[Stored items from a collection]
——————

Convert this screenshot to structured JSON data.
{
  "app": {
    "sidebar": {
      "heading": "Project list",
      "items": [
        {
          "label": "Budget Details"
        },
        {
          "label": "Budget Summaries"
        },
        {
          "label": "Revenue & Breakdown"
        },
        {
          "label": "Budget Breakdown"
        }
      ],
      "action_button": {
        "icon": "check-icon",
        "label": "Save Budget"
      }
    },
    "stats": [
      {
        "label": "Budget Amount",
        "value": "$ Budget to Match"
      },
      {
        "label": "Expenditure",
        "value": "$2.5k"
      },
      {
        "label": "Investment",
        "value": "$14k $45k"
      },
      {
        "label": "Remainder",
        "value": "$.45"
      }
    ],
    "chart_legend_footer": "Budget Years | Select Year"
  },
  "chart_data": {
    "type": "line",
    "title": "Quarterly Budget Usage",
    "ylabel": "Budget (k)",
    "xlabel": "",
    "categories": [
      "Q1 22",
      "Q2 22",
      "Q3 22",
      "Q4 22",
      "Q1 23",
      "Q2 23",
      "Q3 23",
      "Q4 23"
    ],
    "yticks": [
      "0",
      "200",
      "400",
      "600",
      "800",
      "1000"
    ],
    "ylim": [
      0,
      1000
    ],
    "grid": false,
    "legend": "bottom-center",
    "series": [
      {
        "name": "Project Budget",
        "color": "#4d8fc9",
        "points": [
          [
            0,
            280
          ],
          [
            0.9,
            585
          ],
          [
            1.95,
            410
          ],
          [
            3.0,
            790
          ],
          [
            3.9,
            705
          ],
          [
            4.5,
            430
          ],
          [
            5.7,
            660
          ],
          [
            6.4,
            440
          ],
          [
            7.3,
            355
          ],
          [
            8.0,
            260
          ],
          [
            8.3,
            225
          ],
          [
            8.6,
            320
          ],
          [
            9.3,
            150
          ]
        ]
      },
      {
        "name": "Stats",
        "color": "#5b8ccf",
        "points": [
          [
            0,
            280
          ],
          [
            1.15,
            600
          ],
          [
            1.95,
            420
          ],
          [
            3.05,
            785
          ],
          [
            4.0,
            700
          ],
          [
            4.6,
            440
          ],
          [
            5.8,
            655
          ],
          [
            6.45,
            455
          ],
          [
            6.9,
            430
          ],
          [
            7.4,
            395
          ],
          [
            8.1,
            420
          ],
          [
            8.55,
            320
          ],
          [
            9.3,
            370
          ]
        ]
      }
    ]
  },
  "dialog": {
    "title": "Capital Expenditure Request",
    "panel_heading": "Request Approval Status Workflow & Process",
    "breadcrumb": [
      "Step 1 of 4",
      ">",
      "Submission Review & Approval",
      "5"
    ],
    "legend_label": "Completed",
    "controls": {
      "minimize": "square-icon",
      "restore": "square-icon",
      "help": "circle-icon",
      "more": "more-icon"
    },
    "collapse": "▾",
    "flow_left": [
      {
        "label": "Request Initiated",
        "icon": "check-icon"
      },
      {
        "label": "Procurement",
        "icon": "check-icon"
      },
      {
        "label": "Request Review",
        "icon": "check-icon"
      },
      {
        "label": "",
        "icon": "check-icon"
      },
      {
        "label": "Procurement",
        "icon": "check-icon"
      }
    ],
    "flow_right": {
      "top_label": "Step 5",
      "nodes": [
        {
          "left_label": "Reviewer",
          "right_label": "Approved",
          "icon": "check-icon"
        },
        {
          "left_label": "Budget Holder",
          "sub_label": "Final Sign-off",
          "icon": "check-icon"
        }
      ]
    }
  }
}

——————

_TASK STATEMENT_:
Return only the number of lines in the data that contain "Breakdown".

_ANSWER TO THIS TASK_:
2